----- Extracted entries
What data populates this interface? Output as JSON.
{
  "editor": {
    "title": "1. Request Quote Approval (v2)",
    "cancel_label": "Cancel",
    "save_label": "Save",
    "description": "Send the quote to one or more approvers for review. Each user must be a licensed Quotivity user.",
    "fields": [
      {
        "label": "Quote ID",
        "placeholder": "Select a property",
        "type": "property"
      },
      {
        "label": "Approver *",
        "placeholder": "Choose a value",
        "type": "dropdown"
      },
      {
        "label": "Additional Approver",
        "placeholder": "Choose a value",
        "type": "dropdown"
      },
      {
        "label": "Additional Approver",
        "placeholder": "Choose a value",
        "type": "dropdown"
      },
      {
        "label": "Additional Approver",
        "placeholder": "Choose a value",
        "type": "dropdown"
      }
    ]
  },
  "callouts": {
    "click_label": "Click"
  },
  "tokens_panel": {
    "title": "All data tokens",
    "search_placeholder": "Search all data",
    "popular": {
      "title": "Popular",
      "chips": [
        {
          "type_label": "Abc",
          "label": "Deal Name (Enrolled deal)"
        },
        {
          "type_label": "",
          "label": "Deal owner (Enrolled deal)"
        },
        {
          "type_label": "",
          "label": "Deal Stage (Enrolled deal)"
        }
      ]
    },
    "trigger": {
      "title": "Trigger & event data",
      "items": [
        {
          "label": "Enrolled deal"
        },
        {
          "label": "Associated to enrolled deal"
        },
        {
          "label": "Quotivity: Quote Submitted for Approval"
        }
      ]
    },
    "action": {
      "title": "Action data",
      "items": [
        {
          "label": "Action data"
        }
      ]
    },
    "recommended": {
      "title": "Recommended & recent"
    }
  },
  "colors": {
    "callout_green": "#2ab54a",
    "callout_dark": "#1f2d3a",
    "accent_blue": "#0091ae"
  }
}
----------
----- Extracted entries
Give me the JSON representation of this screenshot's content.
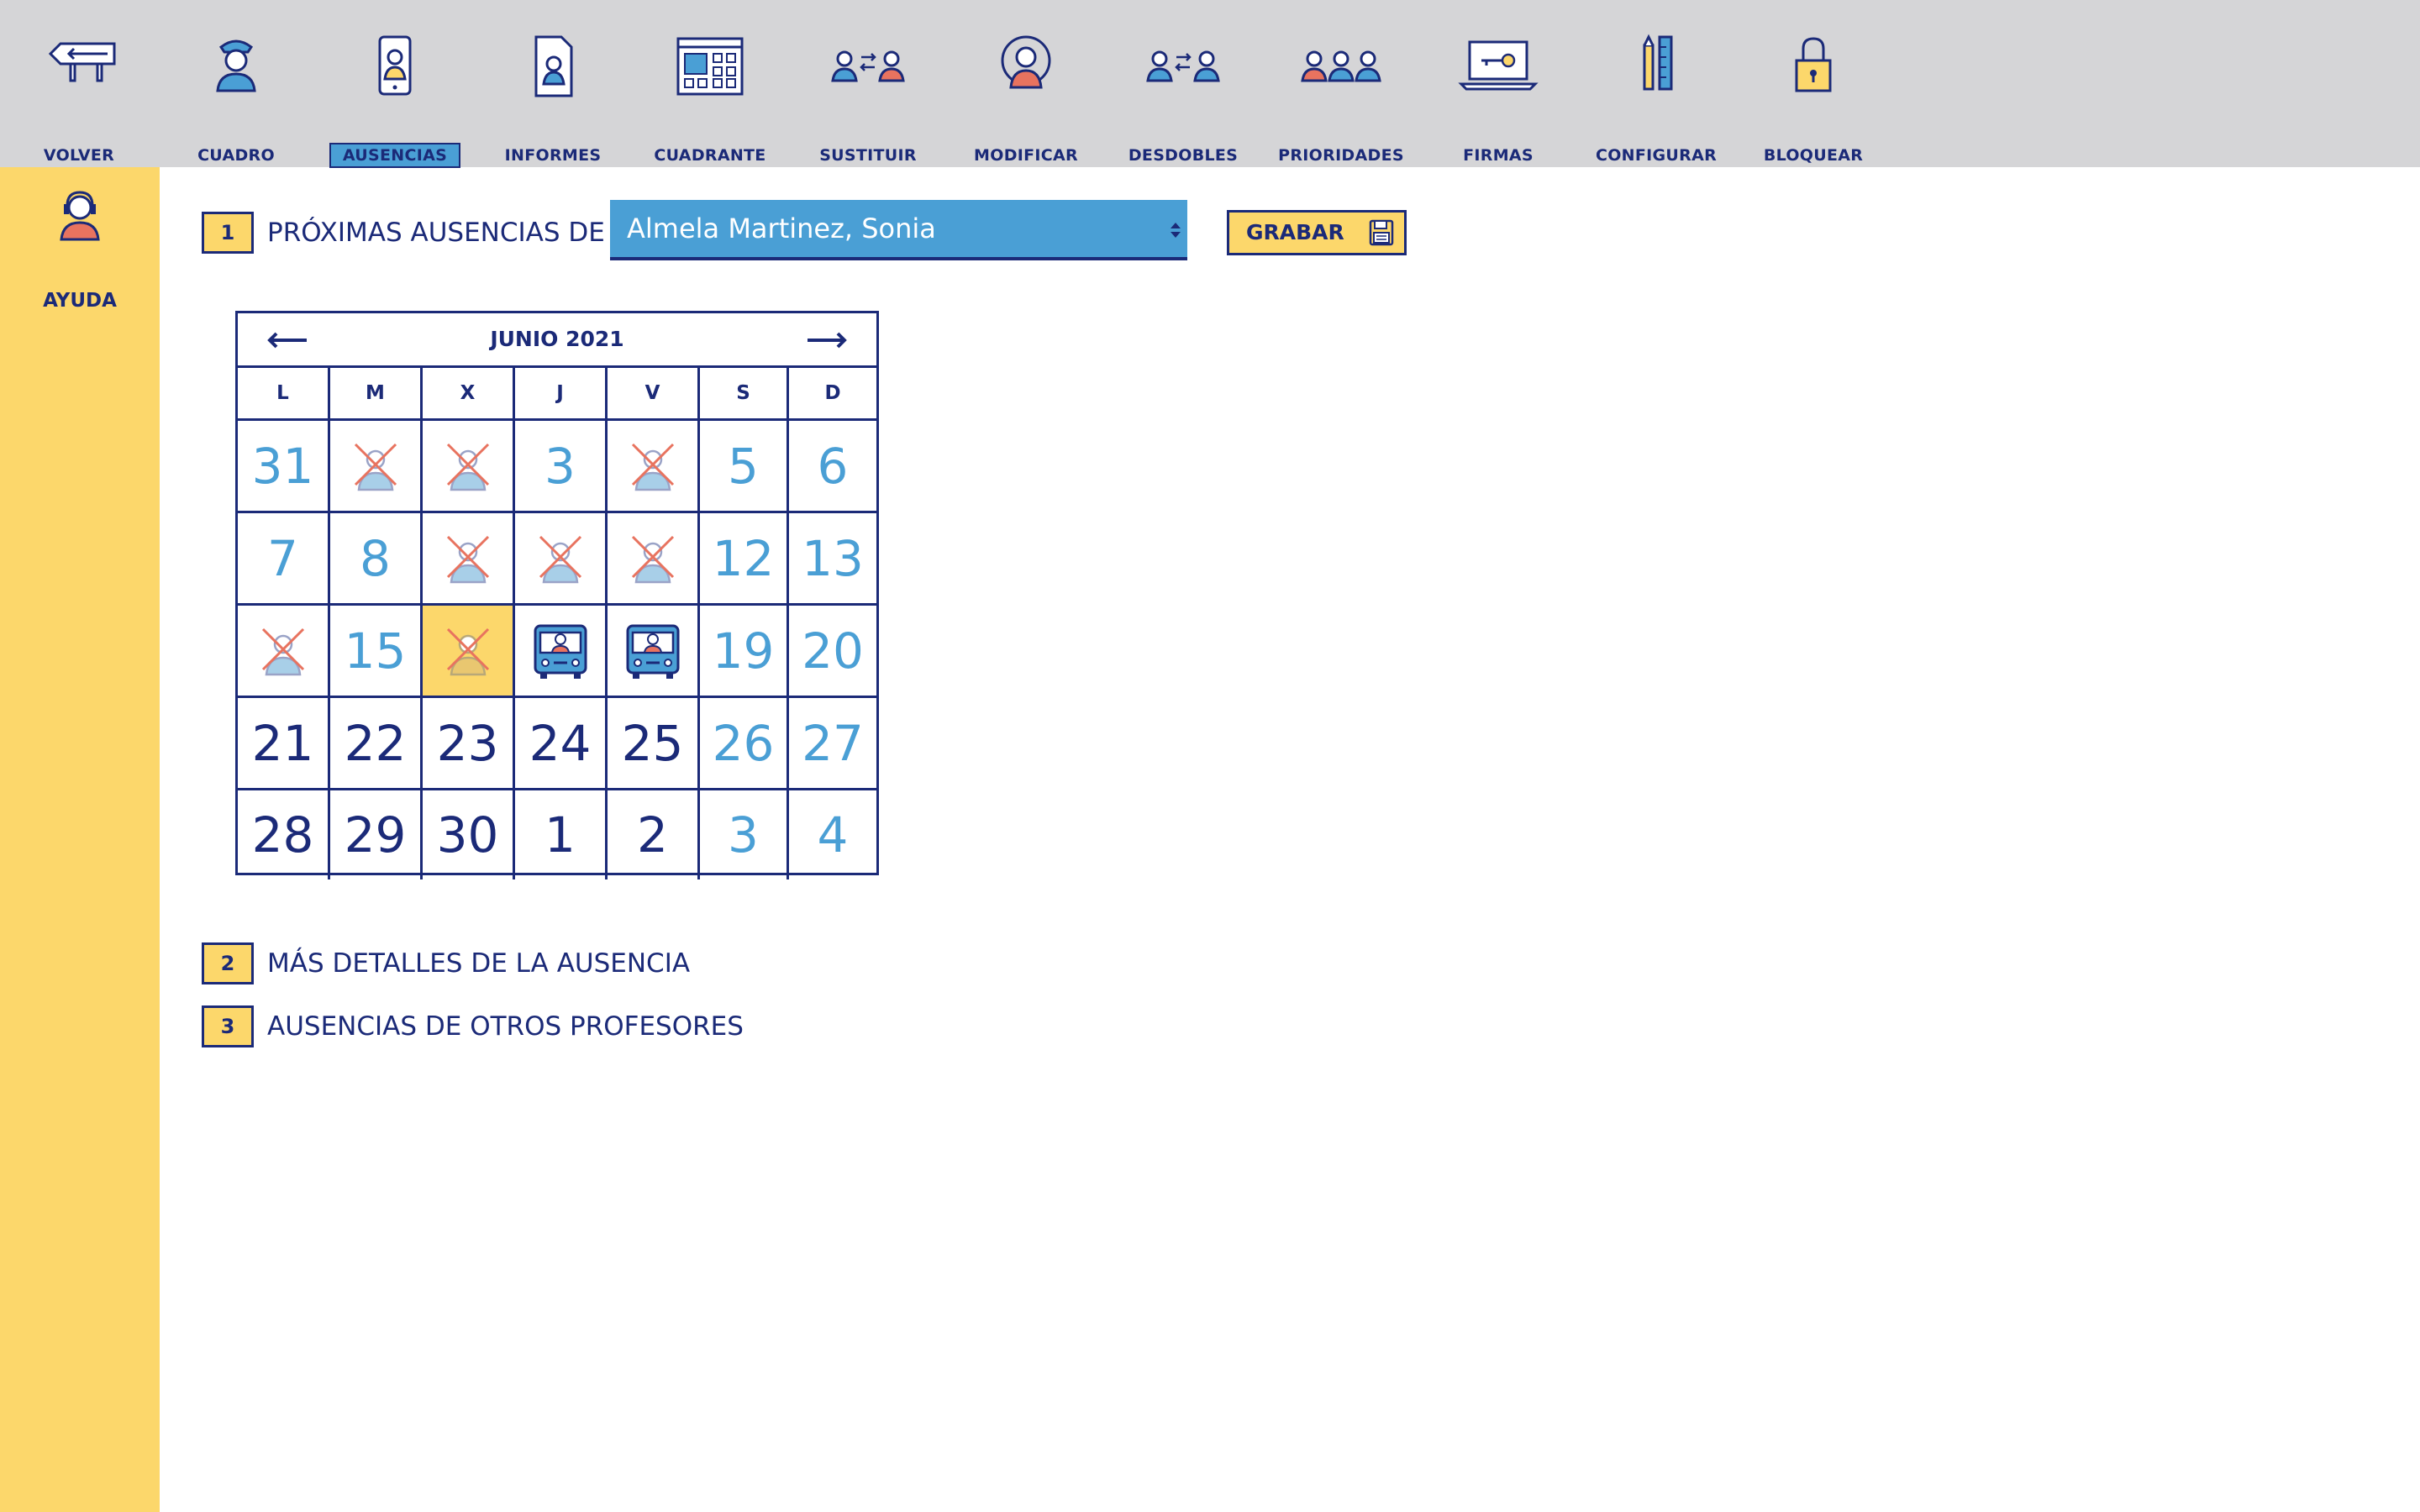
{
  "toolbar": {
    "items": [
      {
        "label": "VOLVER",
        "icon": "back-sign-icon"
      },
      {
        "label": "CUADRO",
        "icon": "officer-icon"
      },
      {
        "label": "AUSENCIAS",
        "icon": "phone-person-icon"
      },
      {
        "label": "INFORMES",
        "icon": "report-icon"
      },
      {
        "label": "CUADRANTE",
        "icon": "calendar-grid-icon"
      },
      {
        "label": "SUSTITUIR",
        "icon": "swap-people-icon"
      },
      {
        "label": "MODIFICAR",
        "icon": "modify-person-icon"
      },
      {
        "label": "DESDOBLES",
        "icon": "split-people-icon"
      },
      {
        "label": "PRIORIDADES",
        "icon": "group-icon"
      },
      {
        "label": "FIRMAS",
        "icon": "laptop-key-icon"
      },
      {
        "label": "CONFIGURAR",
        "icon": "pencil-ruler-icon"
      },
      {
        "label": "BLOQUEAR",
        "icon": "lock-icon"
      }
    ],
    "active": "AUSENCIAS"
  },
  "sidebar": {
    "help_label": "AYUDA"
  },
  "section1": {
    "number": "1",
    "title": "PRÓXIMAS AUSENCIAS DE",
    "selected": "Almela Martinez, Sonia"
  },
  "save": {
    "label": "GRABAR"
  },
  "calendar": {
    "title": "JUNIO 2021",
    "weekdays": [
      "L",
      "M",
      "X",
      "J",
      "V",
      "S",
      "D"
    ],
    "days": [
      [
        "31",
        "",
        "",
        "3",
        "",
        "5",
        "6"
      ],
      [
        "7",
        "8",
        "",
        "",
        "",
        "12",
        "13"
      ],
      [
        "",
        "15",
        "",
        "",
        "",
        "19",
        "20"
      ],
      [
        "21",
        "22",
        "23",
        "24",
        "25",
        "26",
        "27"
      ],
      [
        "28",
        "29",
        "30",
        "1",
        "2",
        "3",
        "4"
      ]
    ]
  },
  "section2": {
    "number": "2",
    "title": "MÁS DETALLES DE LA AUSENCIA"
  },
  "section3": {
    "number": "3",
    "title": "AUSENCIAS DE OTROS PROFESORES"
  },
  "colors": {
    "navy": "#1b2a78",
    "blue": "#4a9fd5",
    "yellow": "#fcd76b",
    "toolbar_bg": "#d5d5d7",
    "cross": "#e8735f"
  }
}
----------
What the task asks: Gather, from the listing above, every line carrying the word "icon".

Exercise response:
        "icon": "back-sign-icon"
        "icon": "officer-icon"
        "icon": "phone-person-icon"
        "icon": "report-icon"
        "icon": "calendar-grid-icon"
        "icon": "swap-people-icon"
        "icon": "modify-person-icon"
        "icon": "split-people-icon"
        "icon": "group-icon"
        "icon": "laptop-key-icon"
        "icon": "pencil-ruler-icon"
        "icon": "lock-icon"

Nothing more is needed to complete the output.